### Exercise aim
Without any pictures, restate the full set of records below exactly.

** Opening The input block **

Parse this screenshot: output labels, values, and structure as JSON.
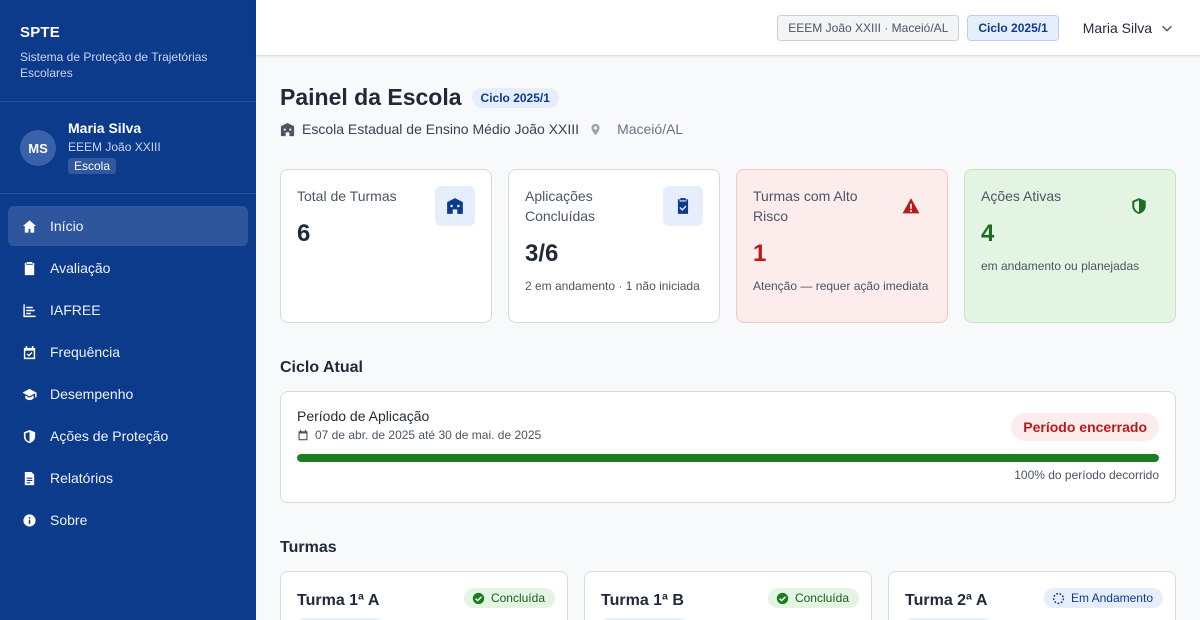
{
  "sidebar": {
    "brand_title": "SPTE",
    "brand_subtitle": "Sistema de Proteção de Trajetórias Escolares",
    "user": {
      "initials": "MS",
      "name": "Maria Silva",
      "school": "EEEM João XXIII",
      "role": "Escola"
    },
    "items": [
      {
        "label": "Início",
        "icon": "home-icon",
        "active": true
      },
      {
        "label": "Avaliação",
        "icon": "clipboard-icon"
      },
      {
        "label": "IAFREE",
        "icon": "chart-bars-icon"
      },
      {
        "label": "Frequência",
        "icon": "calendar-check-icon"
      },
      {
        "label": "Desempenho",
        "icon": "graduation-cap-icon"
      },
      {
        "label": "Ações de Proteção",
        "icon": "shield-icon"
      },
      {
        "label": "Relatórios",
        "icon": "report-icon"
      },
      {
        "label": "Sobre",
        "icon": "info-icon"
      }
    ]
  },
  "topbar": {
    "school_chip": "EEEM João XXIII · Maceió/AL",
    "cycle_chip": "Ciclo 2025/1",
    "user_name": "Maria Silva"
  },
  "header": {
    "title": "Painel da Escola",
    "cycle_badge": "Ciclo 2025/1",
    "school_full": "Escola Estadual de Ensino Médio João XXIII",
    "location": "Maceió/AL"
  },
  "cards": [
    {
      "label": "Total de Turmas",
      "value": "6",
      "note": "",
      "icon": "school-icon"
    },
    {
      "label": "Aplicações Concluídas",
      "value": "3/6",
      "note": "2 em andamento · 1 não iniciada",
      "icon": "clipboard-check-icon"
    },
    {
      "label": "Turmas com Alto Risco",
      "value": "1",
      "note": "Atenção — requer ação imediata",
      "icon": "warning-icon"
    },
    {
      "label": "Ações Ativas",
      "value": "4",
      "note": "em andamento ou planejadas",
      "icon": "shield-check-icon"
    }
  ],
  "colors": {
    "primary": "#0d3b8c",
    "danger": "#b71c1c",
    "success": "#1b6e20",
    "progress": "#1e7d22"
  },
  "cycle": {
    "section_title": "Ciclo Atual",
    "period_label": "Período de Aplicação",
    "period_dates": "07 de abr. de 2025 até 30 de mai. de 2025",
    "status": "Período encerrado",
    "progress_percent": 100,
    "progress_text": "100% do período decorrido"
  },
  "turmas": {
    "section_title": "Turmas",
    "items": [
      {
        "name": "Turma 1ª A",
        "status": "Concluída",
        "state": "done"
      },
      {
        "name": "Turma 1ª B",
        "status": "Concluída",
        "state": "done"
      },
      {
        "name": "Turma 2ª A",
        "status": "Em Andamento",
        "state": "progress"
      }
    ]
  }
}
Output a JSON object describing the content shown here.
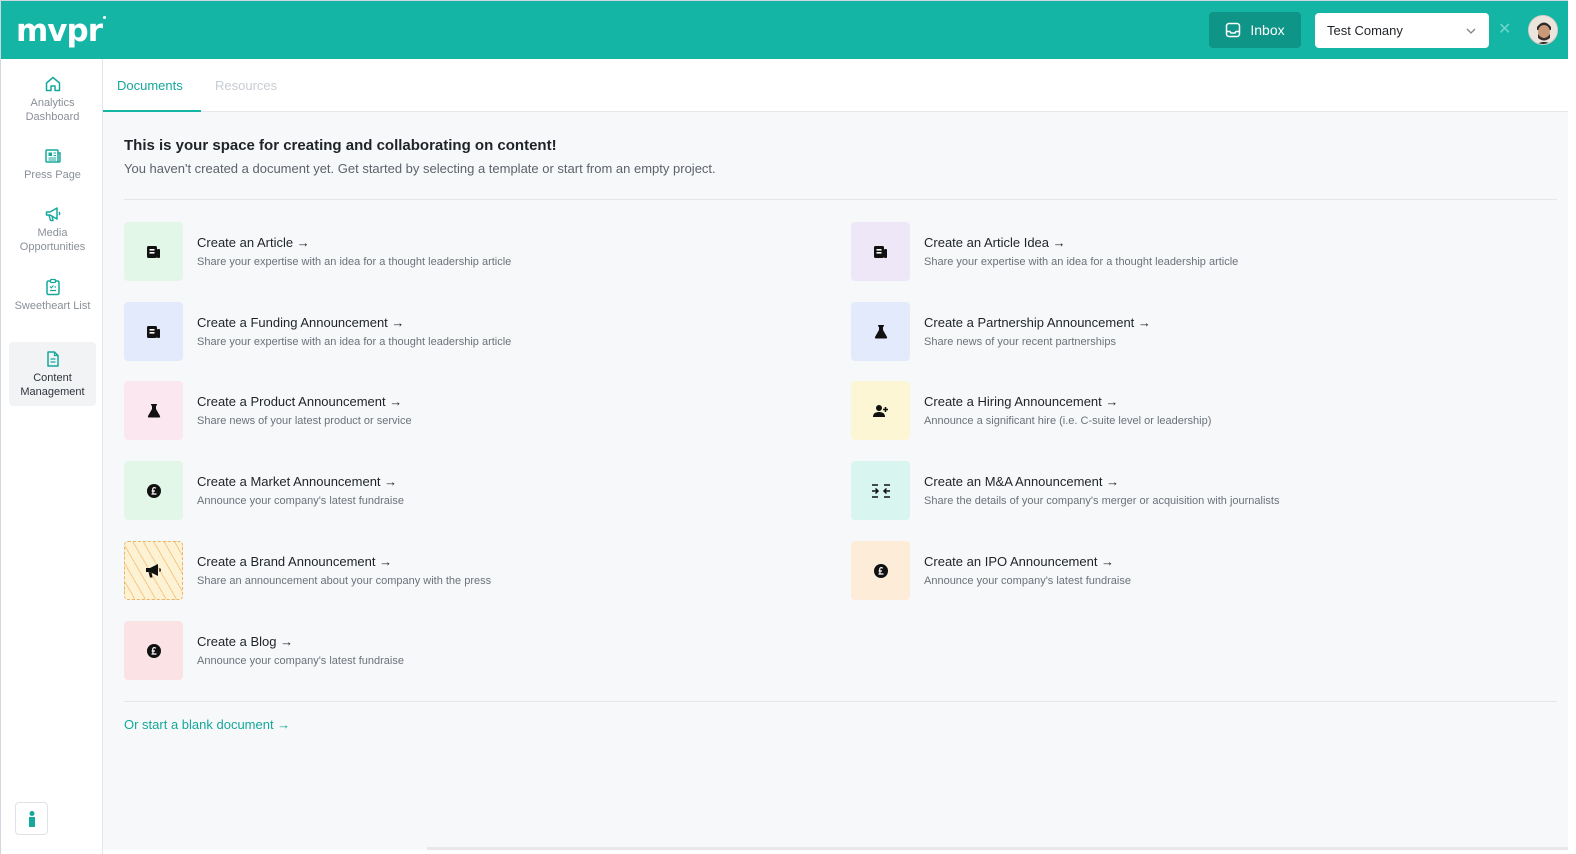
{
  "header": {
    "logo": "mvpr",
    "inbox_label": "Inbox",
    "company_value": "Test Comany",
    "clear_symbol": "✕"
  },
  "sidebar": {
    "items": [
      {
        "label": "Analytics Dashboard",
        "icon": "home-icon",
        "active": false
      },
      {
        "label": "Press Page",
        "icon": "newspaper-icon",
        "active": false
      },
      {
        "label": "Media Opportunities",
        "icon": "megaphone-icon",
        "active": false
      },
      {
        "label": "Sweetheart List",
        "icon": "clipboard-icon",
        "active": false
      },
      {
        "label": "Content Management",
        "icon": "document-icon",
        "active": true
      }
    ],
    "help_icon": "help-icon"
  },
  "tabs": [
    {
      "label": "Documents",
      "active": true
    },
    {
      "label": "Resources",
      "active": false
    }
  ],
  "intro": {
    "title": "This is your space for creating and collaborating on content!",
    "subtitle": "You haven't created a document yet. Get started by selecting a template or start from an empty project."
  },
  "templates": [
    {
      "title": "Create an Article →",
      "desc": "Share your expertise with an idea for a thought leadership article",
      "icon": "article-icon",
      "bg": "#e3f7e8"
    },
    {
      "title": "Create an Article Idea →",
      "desc": "Share your expertise with an idea for a thought leadership article",
      "icon": "article-icon",
      "bg": "#ede7f8"
    },
    {
      "title": "Create a Funding Announcement →",
      "desc": "Share your expertise with an idea for a thought leadership article",
      "icon": "article-icon",
      "bg": "#e2eafb"
    },
    {
      "title": "Create a Partnership Announcement →",
      "desc": "Share news of your recent partnerships",
      "icon": "flask-icon",
      "bg": "#e2eafb"
    },
    {
      "title": "Create a Product Announcement →",
      "desc": "Share news of your latest product or service",
      "icon": "flask-icon",
      "bg": "#fbe7ef"
    },
    {
      "title": "Create a Hiring Announcement →",
      "desc": "Announce a significant hire (i.e. C-suite level or leadership)",
      "icon": "add-person-icon",
      "bg": "#fdf6d5"
    },
    {
      "title": "Create a Market Announcement →",
      "desc": "Announce your company's latest fundraise",
      "icon": "pound-icon",
      "bg": "#e3f7e8"
    },
    {
      "title": "Create an M&A Announcement →",
      "desc": "Share the details of your company's merger or acquisition with journalists",
      "icon": "merge-icon",
      "bg": "#d8f5ef"
    },
    {
      "title": "Create a Brand Announcement →",
      "desc": "Share an announcement about your company with the press",
      "icon": "megaphone-icon",
      "bg": "#fdf3d4"
    },
    {
      "title": "Create an IPO Announcement →",
      "desc": "Announce your company's latest fundraise",
      "icon": "pound-icon",
      "bg": "#fdecd8"
    },
    {
      "title": "Create a Blog →",
      "desc": "Announce your company's latest fundraise",
      "icon": "pound-icon",
      "bg": "#fbe3e5"
    }
  ],
  "blank_link": "Or start a blank document →"
}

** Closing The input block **

### Result of the exercise
Parse this screenshot: output labels, values, and structure as JSON.
{
  "sidebar": {
    "brand_title": "SPTE",
    "brand_subtitle": "Sistema de Proteção de Trajetórias Escolares",
    "user": {
      "initials": "MS",
      "name": "Maria Silva",
      "school": "EEEM João XXIII",
      "role": "Escola"
    },
    "items": [
      {
        "label": "Início",
        "icon": "home-icon",
        "active": true
      },
      {
        "label": "Avaliação",
        "icon": "clipboard-icon"
      },
      {
        "label": "IAFREE",
        "icon": "chart-bars-icon"
      },
      {
        "label": "Frequência",
        "icon": "calendar-check-icon"
      },
      {
        "label": "Desempenho",
        "icon": "graduation-cap-icon"
      },
      {
        "label": "Ações de Proteção",
        "icon": "shield-icon"
      },
      {
        "label": "Relatórios",
        "icon": "report-icon"
      },
      {
        "label": "Sobre",
        "icon": "info-icon"
      }
    ]
  },
  "topbar": {
    "school_chip": "EEEM João XXIII · Maceió/AL",
    "cycle_chip": "Ciclo 2025/1",
    "user_name": "Maria Silva"
  },
  "header": {
    "title": "Painel da Escola",
    "cycle_badge": "Ciclo 2025/1",
    "school_full": "Escola Estadual de Ensino Médio João XXIII",
    "location": "Maceió/AL"
  },
  "cards": [
    {
      "label": "Total de Turmas",
      "value": "6",
      "note": "",
      "icon": "school-icon"
    },
    {
      "label": "Aplicações Concluídas",
      "value": "3/6",
      "note": "2 em andamento · 1 não iniciada",
      "icon": "clipboard-check-icon"
    },
    {
      "label": "Turmas com Alto Risco",
      "value": "1",
      "note": "Atenção — requer ação imediata",
      "icon": "warning-icon"
    },
    {
      "label": "Ações Ativas",
      "value": "4",
      "note": "em andamento ou planejadas",
      "icon": "shield-check-icon"
    }
  ],
  "colors": {
    "primary": "#0d3b8c",
    "danger": "#b71c1c",
    "success": "#1b6e20",
    "progress": "#1e7d22"
  },
  "cycle": {
    "section_title": "Ciclo Atual",
    "period_label": "Período de Aplicação",
    "period_dates": "07 de abr. de 2025 até 30 de mai. de 2025",
    "status": "Período encerrado",
    "progress_percent": 100,
    "progress_text": "100% do período decorrido"
  },
  "turmas": {
    "section_title": "Turmas",
    "items": [
      {
        "name": "Turma 1ª A",
        "status": "Concluída",
        "state": "done"
      },
      {
        "name": "Turma 1ª B",
        "status": "Concluída",
        "state": "done"
      },
      {
        "name": "Turma 2ª A",
        "status": "Em Andamento",
        "state": "progress"
      }
    ]
  }
}
Output a JSON object describing the content shown here.
{
  "header": {
    "logo": "mvpr",
    "inbox_label": "Inbox",
    "company_value": "Test Comany",
    "clear_symbol": "✕"
  },
  "sidebar": {
    "items": [
      {
        "label": "Analytics Dashboard",
        "icon": "home-icon",
        "active": false
      },
      {
        "label": "Press Page",
        "icon": "newspaper-icon",
        "active": false
      },
      {
        "label": "Media Opportunities",
        "icon": "megaphone-icon",
        "active": false
      },
      {
        "label": "Sweetheart List",
        "icon": "clipboard-icon",
        "active": false
      },
      {
        "label": "Content Management",
        "icon": "document-icon",
        "active": true
      }
    ],
    "help_icon": "help-icon"
  },
  "tabs": [
    {
      "label": "Documents",
      "active": true
    },
    {
      "label": "Resources",
      "active": false
    }
  ],
  "intro": {
    "title": "This is your space for creating and collaborating on content!",
    "subtitle": "You haven't created a document yet. Get started by selecting a template or start from an empty project."
  },
  "templates": [
    {
      "title": "Create an Article →",
      "desc": "Share your expertise with an idea for a thought leadership article",
      "icon": "article-icon",
      "bg": "#e3f7e8"
    },
    {
      "title": "Create an Article Idea →",
      "desc": "Share your expertise with an idea for a thought leadership article",
      "icon": "article-icon",
      "bg": "#ede7f8"
    },
    {
      "title": "Create a Funding Announcement →",
      "desc": "Share your expertise with an idea for a thought leadership article",
      "icon": "article-icon",
      "bg": "#e2eafb"
    },
    {
      "title": "Create a Partnership Announcement →",
      "desc": "Share news of your recent partnerships",
      "icon": "flask-icon",
      "bg": "#e2eafb"
    },
    {
      "title": "Create a Product Announcement →",
      "desc": "Share news of your latest product or service",
      "icon": "flask-icon",
      "bg": "#fbe7ef"
    },
    {
      "title": "Create a Hiring Announcement →",
      "desc": "Announce a significant hire (i.e. C-suite level or leadership)",
      "icon": "add-person-icon",
      "bg": "#fdf6d5"
    },
    {
      "title": "Create a Market Announcement →",
      "desc": "Announce your company's latest fundraise",
      "icon": "pound-icon",
      "bg": "#e3f7e8"
    },
    {
      "title": "Create an M&A Announcement →",
      "desc": "Share the details of your company's merger or acquisition with journalists",
      "icon": "merge-icon",
      "bg": "#d8f5ef"
    },
    {
      "title": "Create a Brand Announcement →",
      "desc": "Share an announcement about your company with the press",
      "icon": "megaphone-icon",
      "bg": "#fdf3d4"
    },
    {
      "title": "Create an IPO Announcement →",
      "desc": "Announce your company's latest fundraise",
      "icon": "pound-icon",
      "bg": "#fdecd8"
    },
    {
      "title": "Create a Blog →",
      "desc": "Announce your company's latest fundraise",
      "icon": "pound-icon",
      "bg": "#fbe3e5"
    }
  ],
  "blank_link": "Or start a blank document →"
}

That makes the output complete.